Director of Enterprise Sales, Robert Crumpton has been working for Art Force since May of 2009. Crumpton has a very interesting background in not only art, but a student-athlete in the Big-10.
Crumpton attended The United States Military Academy at West Point and played for the football team his freshman year of college. In his sophomore year, Crumpton was recruited by Gopher Head Coach Lou Holtz and transferred to the U of M to play defensive back while pursuing a degree in Economics. So how did a Big-10 football player become interested in art?
While Crumpton was a student–athlete, his parents launched a wine and art gallery and he became very familiar with both ends of the process – buying and selling art.
“I learned how to diagnose the desires of our customers to determine exactly what they were looking for, and then communicate those needs to artists, such that I could consistently deliver great products to wanting clients,” Crumpton said.

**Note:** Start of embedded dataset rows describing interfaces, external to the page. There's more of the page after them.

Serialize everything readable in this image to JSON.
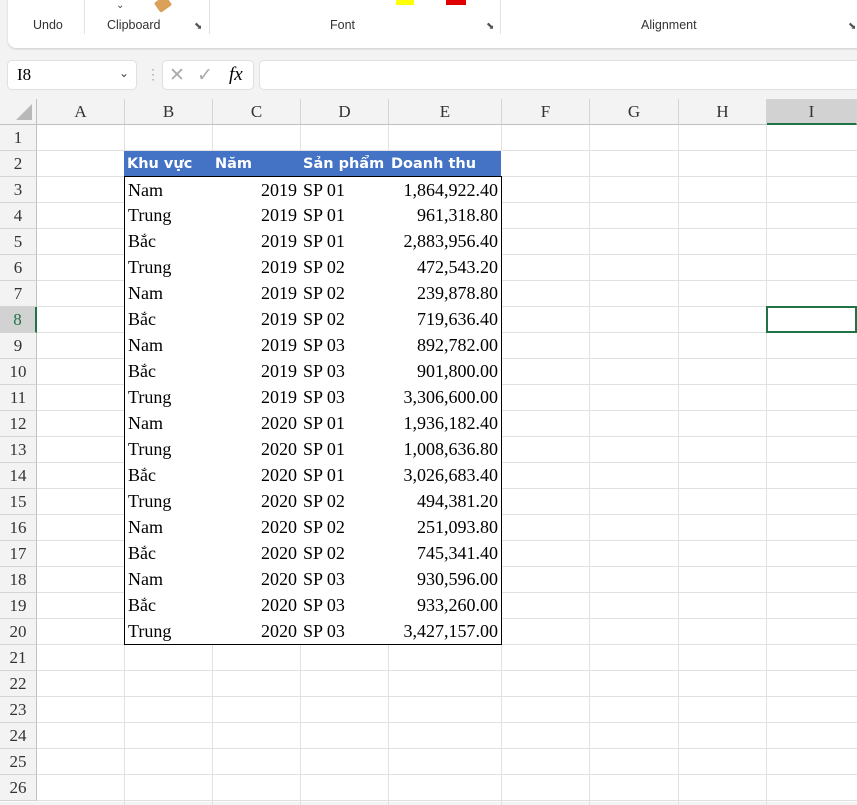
{
  "ribbon": {
    "groups": [
      "Undo",
      "Clipboard",
      "Font",
      "Alignment"
    ]
  },
  "name_box": "I8",
  "formula_bar": {
    "cancel": "✕",
    "enter": "✓",
    "fx": "fx",
    "value": ""
  },
  "columns": [
    "A",
    "B",
    "C",
    "D",
    "E",
    "F",
    "G",
    "H",
    "I"
  ],
  "selected_cell": "I8",
  "table": {
    "headers": [
      "Khu vực",
      "Năm",
      "Sản phẩm",
      "Doanh thu"
    ],
    "rows": [
      [
        "Nam",
        "2019",
        "SP 01",
        "1,864,922.40"
      ],
      [
        "Trung",
        "2019",
        "SP 01",
        "961,318.80"
      ],
      [
        "Bắc",
        "2019",
        "SP 01",
        "2,883,956.40"
      ],
      [
        "Trung",
        "2019",
        "SP 02",
        "472,543.20"
      ],
      [
        "Nam",
        "2019",
        "SP 02",
        "239,878.80"
      ],
      [
        "Bắc",
        "2019",
        "SP 02",
        "719,636.40"
      ],
      [
        "Nam",
        "2019",
        "SP 03",
        "892,782.00"
      ],
      [
        "Bắc",
        "2019",
        "SP 03",
        "901,800.00"
      ],
      [
        "Trung",
        "2019",
        "SP 03",
        "3,306,600.00"
      ],
      [
        "Nam",
        "2020",
        "SP 01",
        "1,936,182.40"
      ],
      [
        "Trung",
        "2020",
        "SP 01",
        "1,008,636.80"
      ],
      [
        "Bắc",
        "2020",
        "SP 01",
        "3,026,683.40"
      ],
      [
        "Trung",
        "2020",
        "SP 02",
        "494,381.20"
      ],
      [
        "Nam",
        "2020",
        "SP 02",
        "251,093.80"
      ],
      [
        "Bắc",
        "2020",
        "SP 02",
        "745,341.40"
      ],
      [
        "Nam",
        "2020",
        "SP 03",
        "930,596.00"
      ],
      [
        "Bắc",
        "2020",
        "SP 03",
        "933,260.00"
      ],
      [
        "Trung",
        "2020",
        "SP 03",
        "3,427,157.00"
      ]
    ]
  },
  "colors": {
    "header": "#4472c4",
    "accent": "#217346"
  }
}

Aside from seeing his parent’s business, Crumpton has always enjoyed drawing and has sold many of his drawings in the past. Though Crumpton was being exposed to creating, buying, and selling art, while he was playing for the Gophers, he didn’t see himself as a future entrepreneur in the institutional art industry. His path included working with several Fortune 500 companies and co-founding a private equity firm that became involved in the early stages of Art Force’s development.
“Life is strange that way,” Crumpton said. “As my friend and mentor Bill Kieger likes to quote Forrest Gump, “Life is like a box of chocolates. You never know what you are going to get.”
Crumpton sees himself as much more of an artist than on the surface.
“For as long as I can remember art has been a huge focus in my family life,” Crumpton said. “Even before owning the gallery, my parents were wine and art collectors. My parents surrounded themselves with it,” Crumpton said. “I can remember having so much fun traveling with my mother searching for art and communing with artists. My mother loved to commission classic pieces to hang in the shop and no matter what the price, almost every one of those great pieces sold.”